Hey Eric !
If we are talking about mixing and not mastering, how loud your monitors are is independant of the finish product's loudness.
You can do as most mix engineer do, mix at low levels and check at high levels once in a while to be sure the bass frequencies are ok.
Even a mastering engineer don't listen to the project at full levels all the time. (at least not all of them)

If you are doing the finished product, you can still work at lower levels but be sure your output levels are at standard peaks. (sorry I don't have the exact numbers the industry obeys to.)

If the product is going to youtube, they are now using LUFS measurements which sums the whole files and ajust the volume according to their norms..
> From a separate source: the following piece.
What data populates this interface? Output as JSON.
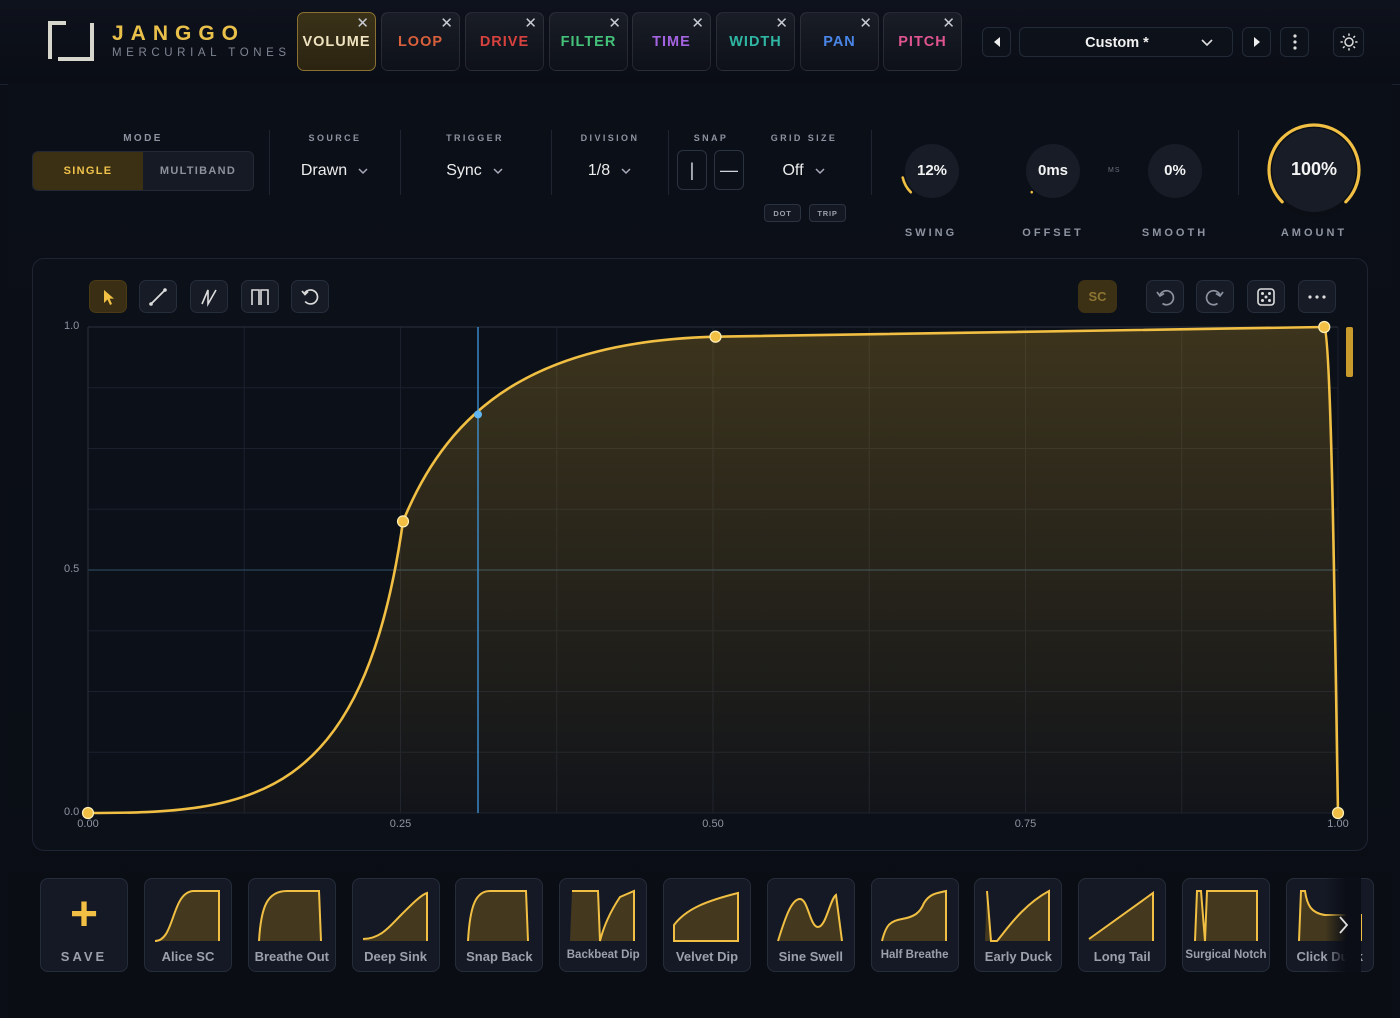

bouldersound Sun, 08/23/2015 - 17:53

You need to study up on Dialnorm. It's a way to accommodate the requirements of different types of productions for the amount of headroom above the dialog level. The default is 27, with a data range of 1 to 31 representing a gain range from odB to -30dB. The default value allows for 26dB of headroom above the dialog level. The dialog level would be measured using Leq, A weighted, a long term average level method.